Man-made materials are now likely to outweigh all life on Earth for the first time in history. Recent research is detailing that we have reached a point at which humanity’s footprint is heavier than that of the natural world.
The mass of constructed or manufactured materials such as buildings and roads is estimated to be doubling every 20 years, scientists who have researched this believe man-made materials currently weighed at about 1.1 trillion tonnes.
Since the agricultural revolution occurred about 12 000 years ago, humans have consumed about half of the natural resources we started with. This may not sound bad, however, with time, the outcomes may be catastrophic to both human health and the environment.
Global production and manufacturing have reached great numbers since the Second World War, and since then on average about 0.74 kg worth of waste is produced worldwide every day, per person. These numbers may be greater or lower depending on individual lifestyles. The average waste produced before and during the war was considerably lower since people had to use all their resources wisely. For example, refrigerators were not widely available so food waste was not very popular.
The year 2020 has marked several historical events, according to a study published by Nature.com it may have also claimed the moment when man-made mass became higher than biomass.
According to co-author Ron Milo of the Plant and Environmental Sciences Department at Weizmann Institute of Science, “This study provides a sort of ‘big picture’ snapshot of the planet in 2020.”
If waste production continues at this growth rate, synthetic material is likely to weigh as much as three tera-tonnes by 2040. Overall biomass is unable to bounce back naturally because it is decreasing mainly due to intensive agricultural use and deforestation.

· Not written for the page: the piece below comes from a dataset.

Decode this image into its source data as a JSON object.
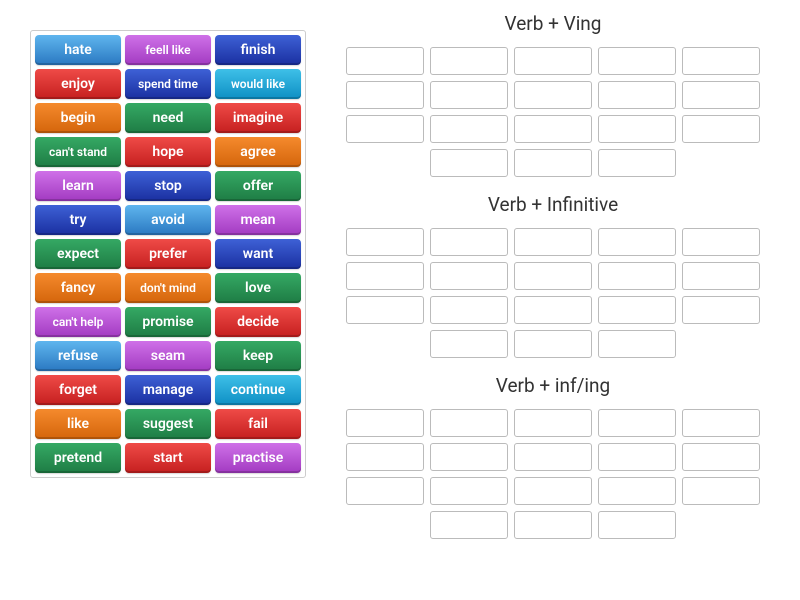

For more information visit Nature.com and to learn about how you can start reducing your waste production go to https://www.goingzerowaste.com/blog/10stepstoreducewaste/.